Write out all the data again, exactly.

[Component data from apps and pages]
*** Block opens ***

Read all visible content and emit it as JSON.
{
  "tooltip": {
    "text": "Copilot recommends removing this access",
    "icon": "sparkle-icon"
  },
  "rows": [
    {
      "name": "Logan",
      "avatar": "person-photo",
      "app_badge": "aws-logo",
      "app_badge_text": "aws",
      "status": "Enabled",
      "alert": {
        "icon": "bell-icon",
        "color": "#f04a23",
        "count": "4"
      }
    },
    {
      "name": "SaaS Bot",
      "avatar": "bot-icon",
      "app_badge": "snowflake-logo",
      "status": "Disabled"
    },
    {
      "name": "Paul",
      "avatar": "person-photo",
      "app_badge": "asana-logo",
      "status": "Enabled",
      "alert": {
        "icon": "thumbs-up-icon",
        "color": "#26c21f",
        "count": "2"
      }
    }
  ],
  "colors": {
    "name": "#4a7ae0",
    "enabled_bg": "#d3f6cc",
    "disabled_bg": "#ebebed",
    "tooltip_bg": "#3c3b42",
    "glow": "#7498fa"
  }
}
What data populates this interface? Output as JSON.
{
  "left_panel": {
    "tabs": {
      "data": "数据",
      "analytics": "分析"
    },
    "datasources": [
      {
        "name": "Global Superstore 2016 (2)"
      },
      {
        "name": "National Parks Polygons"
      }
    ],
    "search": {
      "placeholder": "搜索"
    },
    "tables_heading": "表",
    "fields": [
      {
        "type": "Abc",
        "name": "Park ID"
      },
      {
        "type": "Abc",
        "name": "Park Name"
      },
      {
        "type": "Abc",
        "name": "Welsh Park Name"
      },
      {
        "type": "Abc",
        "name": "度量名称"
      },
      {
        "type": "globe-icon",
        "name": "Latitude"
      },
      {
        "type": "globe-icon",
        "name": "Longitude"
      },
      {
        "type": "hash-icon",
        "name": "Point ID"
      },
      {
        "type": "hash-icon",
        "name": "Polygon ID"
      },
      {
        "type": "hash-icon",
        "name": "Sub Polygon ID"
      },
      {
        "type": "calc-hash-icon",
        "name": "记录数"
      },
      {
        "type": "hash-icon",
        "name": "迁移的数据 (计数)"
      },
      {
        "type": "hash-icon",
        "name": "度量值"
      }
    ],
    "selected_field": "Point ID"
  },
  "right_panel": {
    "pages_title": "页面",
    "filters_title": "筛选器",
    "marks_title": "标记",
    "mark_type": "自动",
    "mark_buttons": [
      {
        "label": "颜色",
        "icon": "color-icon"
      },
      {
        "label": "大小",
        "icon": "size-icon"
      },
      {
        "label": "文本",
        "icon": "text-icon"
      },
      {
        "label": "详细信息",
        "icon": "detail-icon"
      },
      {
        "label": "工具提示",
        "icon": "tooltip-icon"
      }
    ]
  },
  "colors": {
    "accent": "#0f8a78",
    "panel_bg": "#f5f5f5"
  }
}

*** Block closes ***

ANSWER TO THE PROBLEM:
Read all visible content and emit it as JSON.
{
  "tooltip": {
    "text": "Copilot recommends removing this access",
    "icon": "sparkle-icon"
  },
  "rows": [
    {
      "name": "Logan",
      "avatar": "person-photo",
      "app_badge": "aws-logo",
      "app_badge_text": "aws",
      "status": "Enabled",
      "alert": {
        "icon": "bell-icon",
        "color": "#f04a23",
        "count": "4"
      }
    },
    {
      "name": "SaaS Bot",
      "avatar": "bot-icon",
      "app_badge": "snowflake-logo",
      "status": "Disabled"
    },
    {
      "name": "Paul",
      "avatar": "person-photo",
      "app_badge": "asana-logo",
      "status": "Enabled",
      "alert": {
        "icon": "thumbs-up-icon",
        "color": "#26c21f",
        "count": "2"
      }
    }
  ],
  "colors": {
    "name": "#4a7ae0",
    "enabled_bg": "#d3f6cc",
    "disabled_bg": "#ebebed",
    "tooltip_bg": "#3c3b42",
    "glow": "#7498fa"
  }
}
What data populates this interface? Output as JSON.
{
  "left_panel": {
    "tabs": {
      "data": "数据",
      "analytics": "分析"
    },
    "datasources": [
      {
        "name": "Global Superstore 2016 (2)"
      },
      {
        "name": "National Parks Polygons"
      }
    ],
    "search": {
      "placeholder": "搜索"
    },
    "tables_heading": "表",
    "fields": [
      {
        "type": "Abc",
        "name": "Park ID"
      },
      {
        "type": "Abc",
        "name": "Park Name"
      },
      {
        "type": "Abc",
        "name": "Welsh Park Name"
      },
      {
        "type": "Abc",
        "name": "度量名称"
      },
      {
        "type": "globe-icon",
        "name": "Latitude"
      },
      {
        "type": "globe-icon",
        "name": "Longitude"
      },
      {
        "type": "hash-icon",
        "name": "Point ID"
      },
      {
        "type": "hash-icon",
        "name": "Polygon ID"
      },
      {
        "type": "hash-icon",
        "name": "Sub Polygon ID"
      },
      {
        "type": "calc-hash-icon",
        "name": "记录数"
      },
      {
        "type": "hash-icon",
        "name": "迁移的数据 (计数)"
      },
      {
        "type": "hash-icon",
        "name": "度量值"
      }
    ],
    "selected_field": "Point ID"
  },
  "right_panel": {
    "pages_title": "页面",
    "filters_title": "筛选器",
    "marks_title": "标记",
    "mark_type": "自动",
    "mark_buttons": [
      {
        "label": "颜色",
        "icon": "color-icon"
      },
      {
        "label": "大小",
        "icon": "size-icon"
      },
      {
        "label": "文本",
        "icon": "text-icon"
      },
      {
        "label": "详细信息",
        "icon": "detail-icon"
      },
      {
        "label": "工具提示",
        "icon": "tooltip-icon"
      }
    ]
  },
  "colors": {
    "accent": "#0f8a78",
    "panel_bg": "#f5f5f5"
  }
}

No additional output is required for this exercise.